Brian Michael Bendis tried to stay Zen. After 13 years of never-made movie treatments and abandoned TV pilots, his comic book series Powers was cast and beginning production for a television show this past summer. The sets filled a monstrous repurposed complex in Atlanta. For the first table read, actor Eddie Izzard, who broke into the US mainstream with his transvestite stand-up routine, showed up in full drag, making one final sashay before donning the hirsute role of the supervillain Wolfe. The chemistry of the cast was so palpable that by the end of the read-through, Bendis’s cool snapped. The show was finally happening.

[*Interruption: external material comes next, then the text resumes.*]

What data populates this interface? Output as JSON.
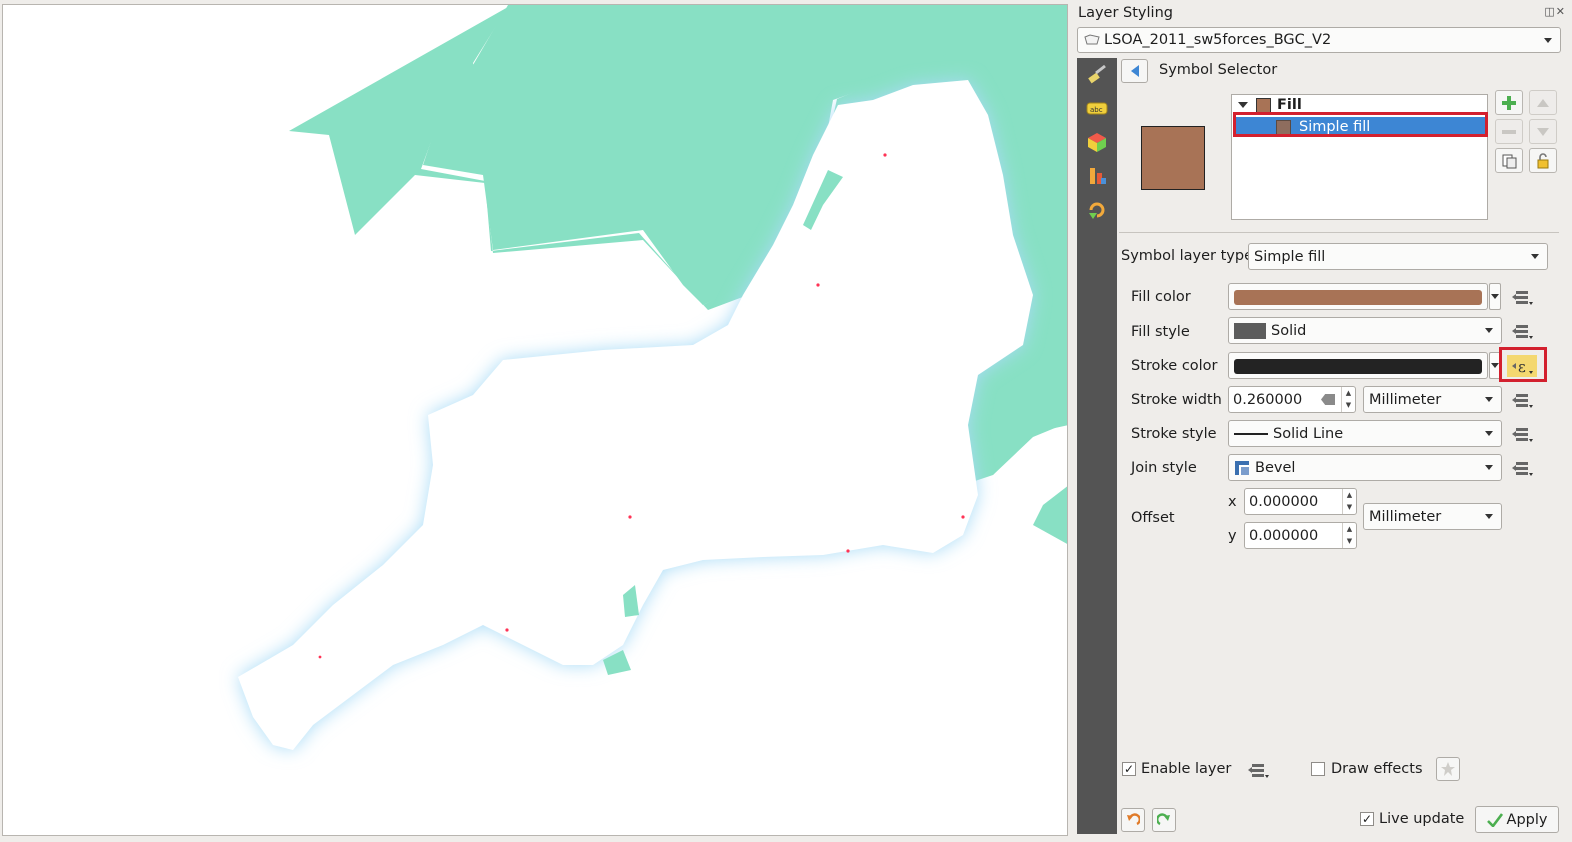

“I got so freaked out, I skipped the dinner—I just needed to be in my room,” he says in a Portland café in early November, looking faintly Hollywood in a black leather jacket, hoodie, and loose tie, black sunglasses balanced on his bald head.
Known for snappy, Aaron Sorkin–style dialogue that helped revive the industry during the commercial and aesthetic torpor of the new millennium and won him multiple “Best Writer” awards, the 47-year-old is a kingpin. The biggest name in Portland’s growing echelon of comics stars, Bendis is one of the most influential people in the industry as a whole (and very likely the busiest). He was the architect for the Marvel Ultimate universe and is entering his 15th year on Ultimate Spider-Man; he relaunched the Avengers, Guardians of the Galaxy, and X-Men franchises; he sits on the creative committee that oversees every Marvel-owned movie (“the first wall of nerdness,” as he calls it); and in any given month he writes six different titles and animated shows, including his own non-Marvel projects like Powers. He works all night, every night, staying up to send his kids off to school, then sleeps through the morning, getting up at 1 p.m. to do it all over again.

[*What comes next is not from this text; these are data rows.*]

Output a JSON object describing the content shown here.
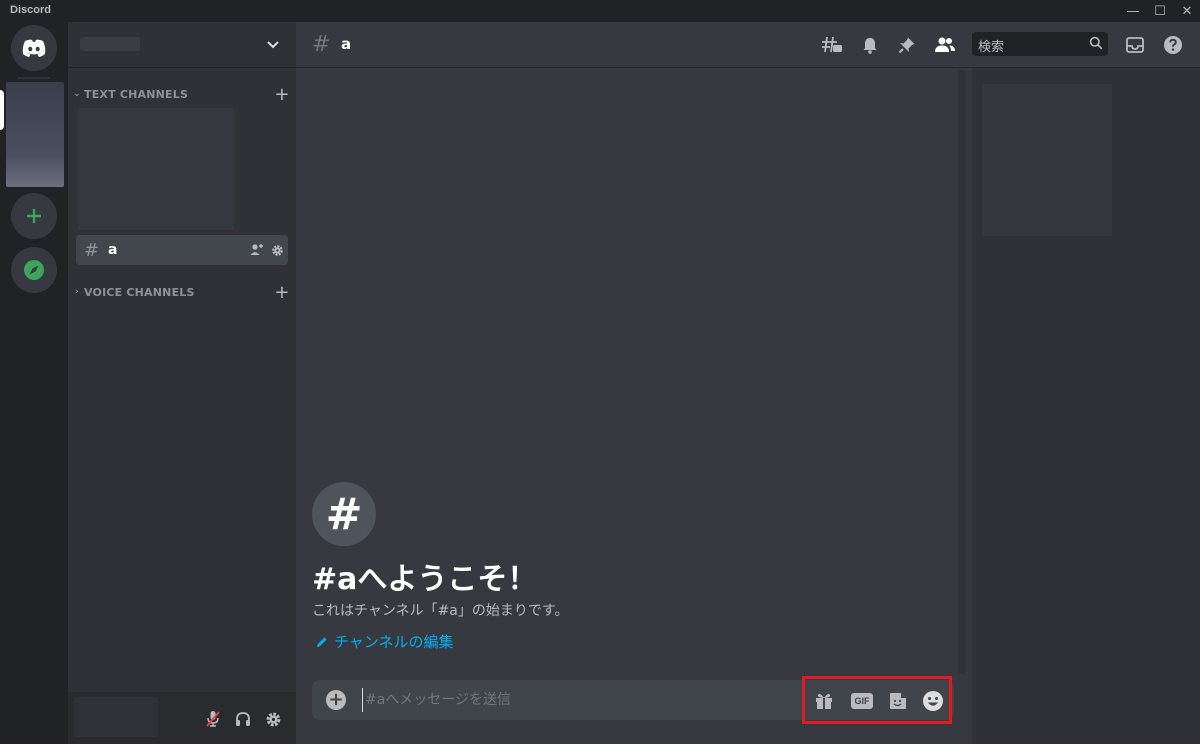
{
  "app": {
    "title": "Discord"
  },
  "window_controls": {
    "minimize": "—",
    "maximize": "☐",
    "close": "✕"
  },
  "sidebar": {
    "categories": [
      {
        "label": "TEXT CHANNELS",
        "arrow": "⌄"
      },
      {
        "label": "VOICE CHANNELS",
        "arrow": "›"
      }
    ],
    "channel": {
      "hash": "#",
      "name": "a"
    },
    "plus_glyph": "+"
  },
  "header": {
    "hash": "#",
    "channel_name": "a",
    "search_placeholder": "検索"
  },
  "welcome": {
    "icon_glyph": "#",
    "title": "#aへようこそ！",
    "subtitle": "これはチャンネル「#a」の始まりです。",
    "edit_link": "チャンネルの編集"
  },
  "composer": {
    "placeholder": "#aへメッセージを送信",
    "plus_glyph": "+",
    "gif_label": "GIF"
  },
  "colors": {
    "accent_green": "#3ba55c",
    "link": "#00b0f4",
    "highlight_box": "#e01b24",
    "muted_red": "#ed4245"
  }
}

Bendis made national headlines in 2011 for killing Peter Parker (in the alternate Ultimate universe, at least) and making a black Latino boy named Miles Morales the new Spider-Man. “If you walk around Queens today and you think about a kid who lives alone with his aunt and he’s a science nerd—it’s hard to picture him white,” says Bendis. “The greatest experience I’ve had as a creator was the response of people who weren’t feeling represented. It was at the same time as my wife and I were adopting—two of my little girls are of color. We see firsthand how hard it is for them to find stuff they can point to and go, ‘That’s like me.’”

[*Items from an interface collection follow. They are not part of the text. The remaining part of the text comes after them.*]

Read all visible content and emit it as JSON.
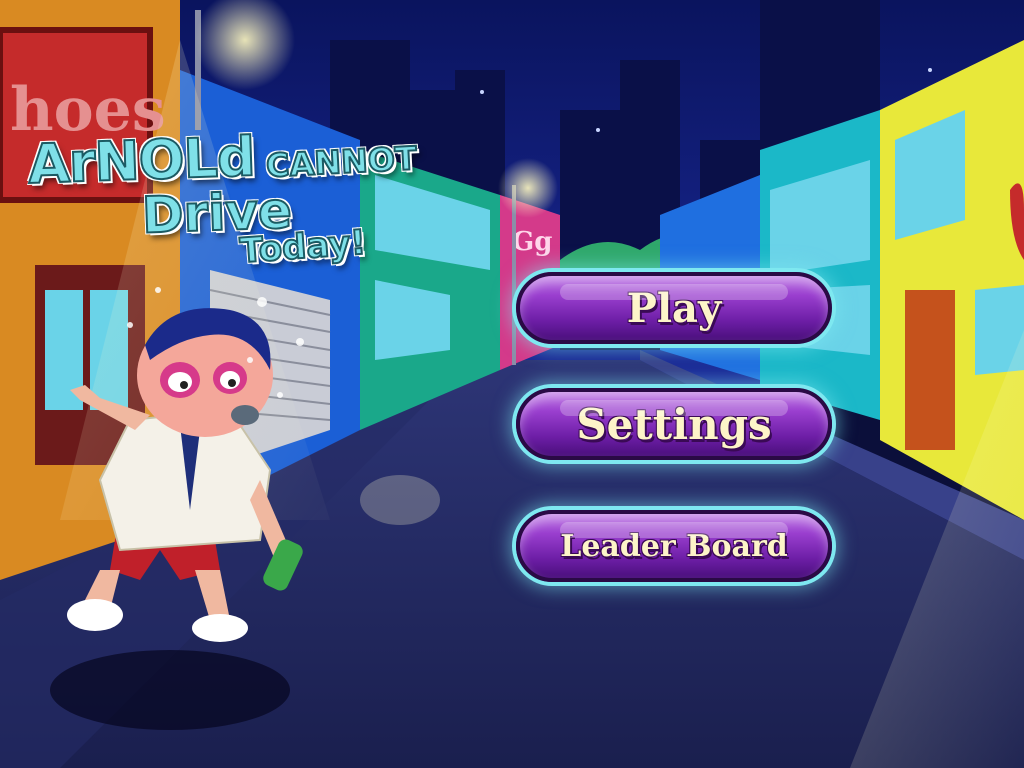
{
  "game": {
    "title_line1": "ArNOLd",
    "title_line2": "CANNOT",
    "title_line3": "Drive",
    "title_line4": "Today!"
  },
  "menu": {
    "play_label": "Play",
    "settings_label": "Settings",
    "leaderboard_label": "Leader Board"
  },
  "scene": {
    "shop_sign_left": "hoes",
    "shop_sign_mid": "Gg"
  },
  "colors": {
    "night_sky": "#0d1a6e",
    "button_purple": "#8a2ec4",
    "button_glow": "#7ee8f0",
    "label_cream": "#fdf4c8"
  }
}
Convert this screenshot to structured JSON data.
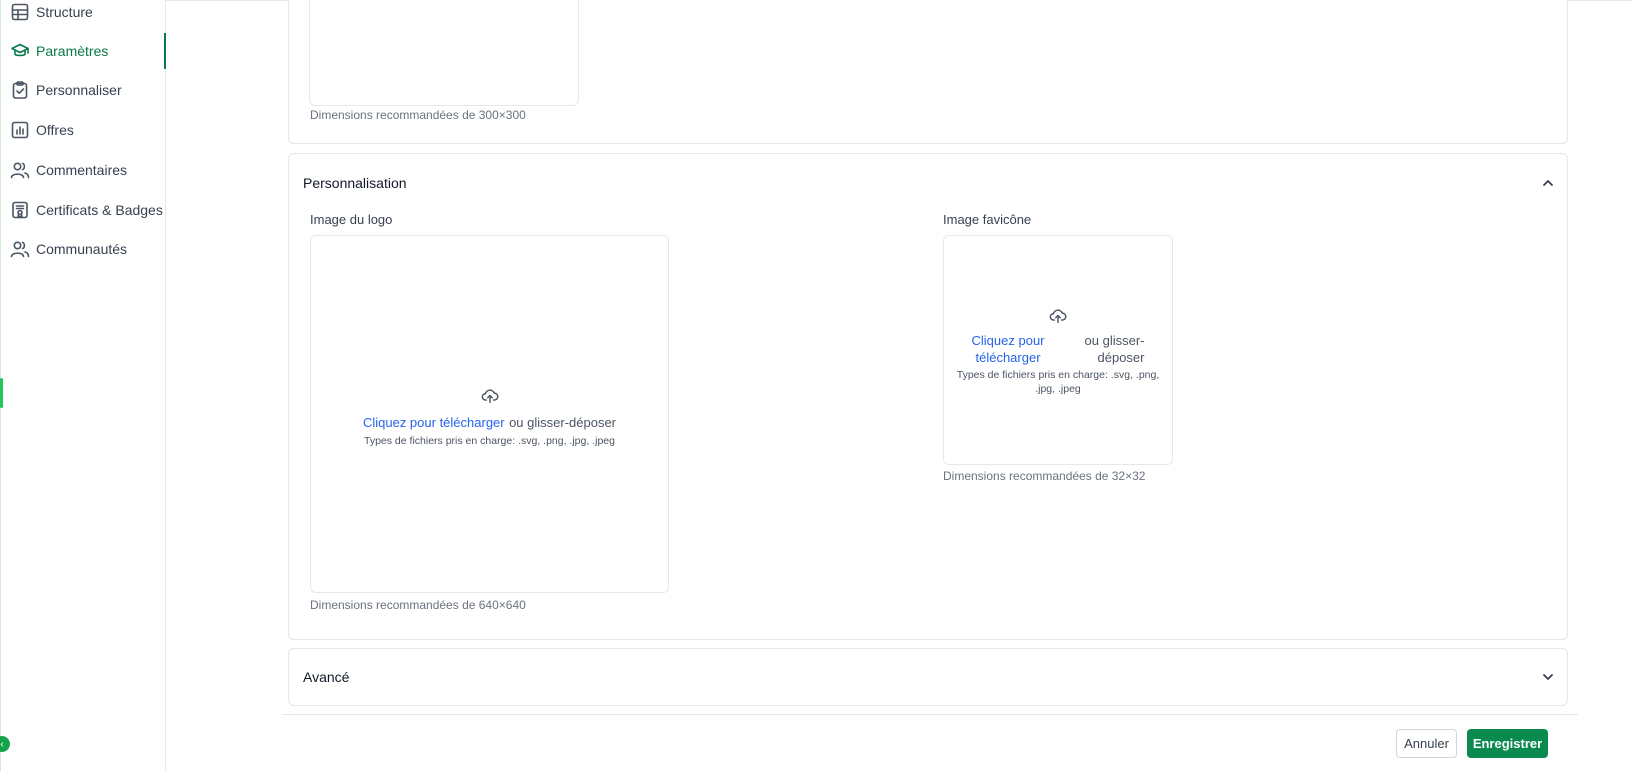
{
  "sidebar": {
    "items": [
      {
        "label": "Structure",
        "icon": "table-icon",
        "active": false
      },
      {
        "label": "Paramètres",
        "icon": "graduation-cap-icon",
        "active": true
      },
      {
        "label": "Personnaliser",
        "icon": "clipboard-check-icon",
        "active": false
      },
      {
        "label": "Offres",
        "icon": "chart-bar-icon",
        "active": false
      },
      {
        "label": "Commentaires",
        "icon": "users-icon",
        "active": false
      },
      {
        "label": "Certificats & Badges",
        "icon": "certificate-icon",
        "active": false
      },
      {
        "label": "Communautés",
        "icon": "users-icon",
        "active": false
      }
    ]
  },
  "top_section": {
    "hint": "Dimensions recommandées de 300×300"
  },
  "personnalisation": {
    "title": "Personnalisation",
    "logo": {
      "label": "Image du logo",
      "click_text": "Cliquez pour télécharger",
      "drag_text": "ou glisser-déposer",
      "types": "Types de fichiers pris en charge: .svg, .png, .jpg, .jpeg",
      "hint": "Dimensions recommandées de 640×640"
    },
    "favicon": {
      "label": "Image favicône",
      "click_text_1": "Cliquez pour",
      "click_text_2": "télécharger",
      "drag_text_1": "ou glisser-",
      "drag_text_2": "déposer",
      "types_1": "Types de fichiers pris en charge: .svg, .png,",
      "types_2": ".jpg, .jpeg",
      "hint": "Dimensions recommandées de 32×32"
    }
  },
  "avance": {
    "title": "Avancé"
  },
  "footer": {
    "cancel_label": "Annuler",
    "save_label": "Enregistrer"
  },
  "colors": {
    "accent": "#087a47",
    "primary_button": "#0b8a4f",
    "link": "#2563eb"
  }
}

Before superheroes, Bendis spent the ’90s writing crime comics in his hometown of Cleveland. (He moved to Portland in 2001.) He created Powers in 2000, the same year he started writing for Marvel, to marry his love of crime, film noir, and superheroes. It follows a pair of homicide detectives who investigate the murders of individuals with superpowers. “It’s how the world we live in now would treat superheroes,” he said. “I use the rock-star motif: some would be one-hit wonders, some would be legends, and some we’d be waiting to tear down.”
Sony Pictures optioned rights to Powers in 2001 after watching the first X-Men movie prove comics’ contemporary box office potency. But the studio couldn’t manage to get either a movie or a TV show into full production, despite multiple attempts. Then last winter, a day after officially abandoning the pilot it had made for FX, Sony approached Bendis about making Powers its first foray into creating original content to stream to subscribers via its Sony PlayStation Network. Just as Netflix and Amazon have done with shows like House of Cards and Transparent, the studio spent like it was producing a high-quality cable series, says Bendis, who executive-produces. Sharlto Copley (District 9, Elysium) and Susan Heyward star as the two detectives alongside Izzard. David Slade, whose credits include episodes of Breaking Bad and Hannibal, directs the first two episodes. The 10-episode season will debut this winter.
“Friends of mine thought I was in denial, because usually, when a pilot doesn’t happen, the show’s gone,” says Bendis. Instead, 2,200 people, some in homemade costumes styled after his characters, crowded into a hall at the recent New York City Comic Con to get a first look at the show. Bendis kept his cool.